The incidence of symptomatic knee arthritis in the United States approaches 50% of the population by the time the patient turns 85 and has been shown to significantly impact a patient's quality of life. In 2003, the United States spent $128 billion on arthritis expenditures. Arthritis can be described as the degeneration, or absence of, healthy cartilage. The current way to intra-operatively assess cartilage viability is through inspection and palpation, although this is obviously not always indicative of the overall health of the cartilage. Although an MRI may be obtained pre-operatively showing similar information, this is costly and does not provide the same information that can be assessed intra-operatively. Furthermore, an MRI does not provide information on the perfusion status of the cartilage.

It is our belief that this imaging modality will provide valuable information diagnostically and be able to guide surgical decision making regarding treatments for patients. For example, prior to undergoing a unicompartmental knee replacement, if a patient is found to have degenerative changes of the other compartments, the surgeon may convert to a total knee arthroplasty. If a patient has an osteochondral defect, knowing the perfusion status may provide information on whether to reconstruct the defect with an allograft or drill the defect. A patient undergoing a cruciate retaining total knee arthroplasty may benefit from knowing if the posterior cruciate ligament is pathologic, leading to a posterior stabilized knee replacement. For a patient with avascular necrosis, valuable prognostic information on the viability of their cartilage may help determine if joint preserving surgery is possible. The use of intra-operative ICG may have an impact on intra-operative decision making as the perfusion observed may predict the overall health of structures we currently have no way of assessing in real-time.


Ages Eligible for Study:   18 Years to 89 Years   (Adult, Senior)
Genders Eligible for Study:   Both
Accepts Healthy Volunteers:   Yes

Inclusion Criteria:

  • Patients of the investigators undergoing elective orthopedic intervention in which the distal femoral or proximal tibial articular surface is visualized through arthroscopic or open technique
  • Patients not meeting exclusion criteria

Exclusion Criteria:

  • Iodine allergy
  • Intolerance to indocyanine green dye
  • Active infection at surgical site
  • Known pregnancy
  • Inability to comprehend consent process
  • Age <18 or > 89
  • Significant blood loss risk without tourniquet inflation
  Contacts and Locations
Choosing to participate in a study is an important personal decision.
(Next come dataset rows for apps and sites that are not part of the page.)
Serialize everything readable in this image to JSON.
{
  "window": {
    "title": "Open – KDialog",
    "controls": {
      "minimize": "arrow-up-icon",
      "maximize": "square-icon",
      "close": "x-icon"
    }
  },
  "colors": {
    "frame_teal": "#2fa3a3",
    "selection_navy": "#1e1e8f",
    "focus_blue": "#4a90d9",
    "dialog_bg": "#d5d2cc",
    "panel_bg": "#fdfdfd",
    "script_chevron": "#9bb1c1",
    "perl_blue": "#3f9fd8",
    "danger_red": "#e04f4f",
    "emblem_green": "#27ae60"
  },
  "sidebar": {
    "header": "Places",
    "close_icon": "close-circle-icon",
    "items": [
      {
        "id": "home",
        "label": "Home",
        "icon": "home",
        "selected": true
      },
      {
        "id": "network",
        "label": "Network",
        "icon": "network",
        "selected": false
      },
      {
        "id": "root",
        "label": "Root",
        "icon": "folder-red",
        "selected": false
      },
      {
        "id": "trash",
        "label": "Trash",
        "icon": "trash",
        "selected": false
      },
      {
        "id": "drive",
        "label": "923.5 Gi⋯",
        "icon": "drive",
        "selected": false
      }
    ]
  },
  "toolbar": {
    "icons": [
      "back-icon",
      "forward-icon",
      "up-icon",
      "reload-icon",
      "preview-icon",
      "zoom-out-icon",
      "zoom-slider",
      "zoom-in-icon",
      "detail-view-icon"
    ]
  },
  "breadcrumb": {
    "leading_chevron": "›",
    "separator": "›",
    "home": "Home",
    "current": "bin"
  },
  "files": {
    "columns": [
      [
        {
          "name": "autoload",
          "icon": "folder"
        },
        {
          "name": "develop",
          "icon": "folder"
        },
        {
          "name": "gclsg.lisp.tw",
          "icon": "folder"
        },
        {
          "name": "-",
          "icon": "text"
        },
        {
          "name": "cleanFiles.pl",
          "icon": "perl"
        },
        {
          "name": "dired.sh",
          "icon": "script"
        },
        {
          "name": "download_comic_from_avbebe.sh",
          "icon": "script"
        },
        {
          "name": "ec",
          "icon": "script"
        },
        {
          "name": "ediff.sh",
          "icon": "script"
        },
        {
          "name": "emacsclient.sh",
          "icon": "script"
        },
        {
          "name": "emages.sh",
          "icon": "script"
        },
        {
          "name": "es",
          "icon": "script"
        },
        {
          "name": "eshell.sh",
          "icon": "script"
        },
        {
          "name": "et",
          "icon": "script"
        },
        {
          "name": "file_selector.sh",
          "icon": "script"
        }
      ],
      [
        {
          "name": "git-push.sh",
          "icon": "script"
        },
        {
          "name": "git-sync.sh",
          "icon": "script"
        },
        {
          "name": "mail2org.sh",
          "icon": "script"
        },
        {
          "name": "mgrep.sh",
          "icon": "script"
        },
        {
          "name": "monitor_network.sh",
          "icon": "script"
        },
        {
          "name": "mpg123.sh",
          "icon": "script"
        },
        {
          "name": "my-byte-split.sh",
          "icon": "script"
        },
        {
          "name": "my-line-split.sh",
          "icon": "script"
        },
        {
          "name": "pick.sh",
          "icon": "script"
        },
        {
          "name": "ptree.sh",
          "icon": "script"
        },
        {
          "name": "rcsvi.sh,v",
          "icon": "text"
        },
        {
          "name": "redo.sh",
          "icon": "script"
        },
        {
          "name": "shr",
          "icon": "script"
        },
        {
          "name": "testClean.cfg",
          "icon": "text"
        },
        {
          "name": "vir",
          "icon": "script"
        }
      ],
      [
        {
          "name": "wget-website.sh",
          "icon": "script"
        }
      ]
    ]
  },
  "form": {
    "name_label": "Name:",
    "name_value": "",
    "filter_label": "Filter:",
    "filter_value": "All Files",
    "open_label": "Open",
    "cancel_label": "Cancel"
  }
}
Talk with your doctor and family members or friends about deciding to join a study. To learn more about this study, you or your doctor may contact the study research staff using the Contacts provided below. For general information, see Learn About Clinical Studies.

Please refer to this study by its identifier: NCT02918383

Contact: Lee Zuckerman, M.D. 909-558-5592 ext 55592

United States, California
Loma Linda University Healthcare Department of Orthopaedic Surgery Recruiting
Loma Linda, California, United States, 92354
Contact: Elisabeth Clarke, CR    909-558-5592 ext 55592   
Sponsors and Collaborators
Loma Linda University
Study Chair: Travis Losey, M.D. Loma Linda University Faculty
  More Information

Responsible Party: Lee Zuckerman, MD, Assistant Professor, Loma Linda University Identifier: NCT02918383     History of Changes
Other Study ID Numbers: 5160045 
Study First Received: September 27, 2016
Last Updated: September 27, 2016
Health Authority: United States: Institutional Review Board processed this record on September 28, 2016